Students must choose forty-five credit points (45CP) of the following subjects.
Professional Portfolio (Workshop Program) is a 20-week, 45 credit point subject available to Masters (Professional) students in the Faculty of Society & Design. This subject provides students with the opportunity in an authentic learning environment to develop their professional skills for the real world. The subject encourages students to combine self-analysis and reflective learning skills with professional methodologies to expand their analytic and strategic thinking capabilities. It also provides practical experience for students to appreciate the requirements of industrial practice and develop their communication skills to improve their ‘work readiness’. Students will complete 20-week Workshop Program on campus that offers students a mix of classroom learning and practical experiences incorporating skills sessions, industry guest involvement, site inspections, projects and practical assessment pieces replicating workplace tasks.Read more

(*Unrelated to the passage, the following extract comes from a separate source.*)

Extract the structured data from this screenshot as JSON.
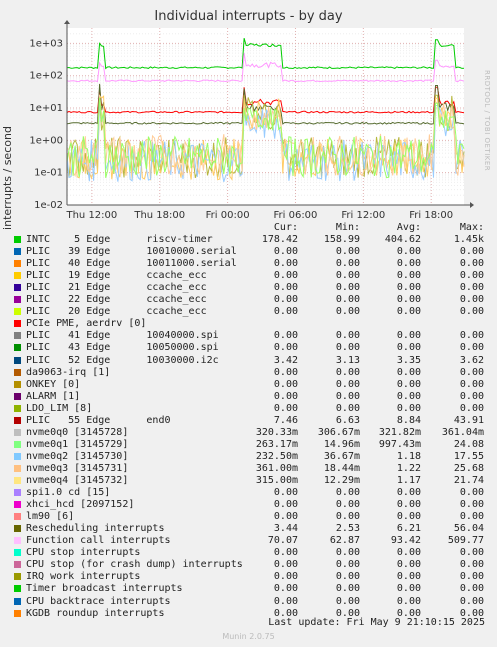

This subject is strongly experientially oriented and encourages students to develop their professional skills in a real world environment. The subject ensures that students combine self-analysis and reflective learning skills with business and professional methodologies, so as to expand analytic and strategic thinking capabilities. It provides practical experience for students to develop their skills in a profession relevant to their Masters specialisation. All students are required to complete a 2,000 word scoping document, and undertake either a work placement in Australia for 210 hours (which includes an employer's report and a reflective journal) or alternative on-campus project (PM-BOT) or research-related fieldwork (which includes evidence collection, critical reflection and implications for industry), plus a final professional portfolio collection of documents highlighting their practical and theoretical experiences in their profession of choice.Read more
Take the guess work out of planning your study schedule. Your program's study plan has been carefully curated to provide a clear guide on the sequential subjects to be studied in each semester of your program. Your study plan is designed around connected subject themes to equip you with the fundamental knowledge required as you progress through your course.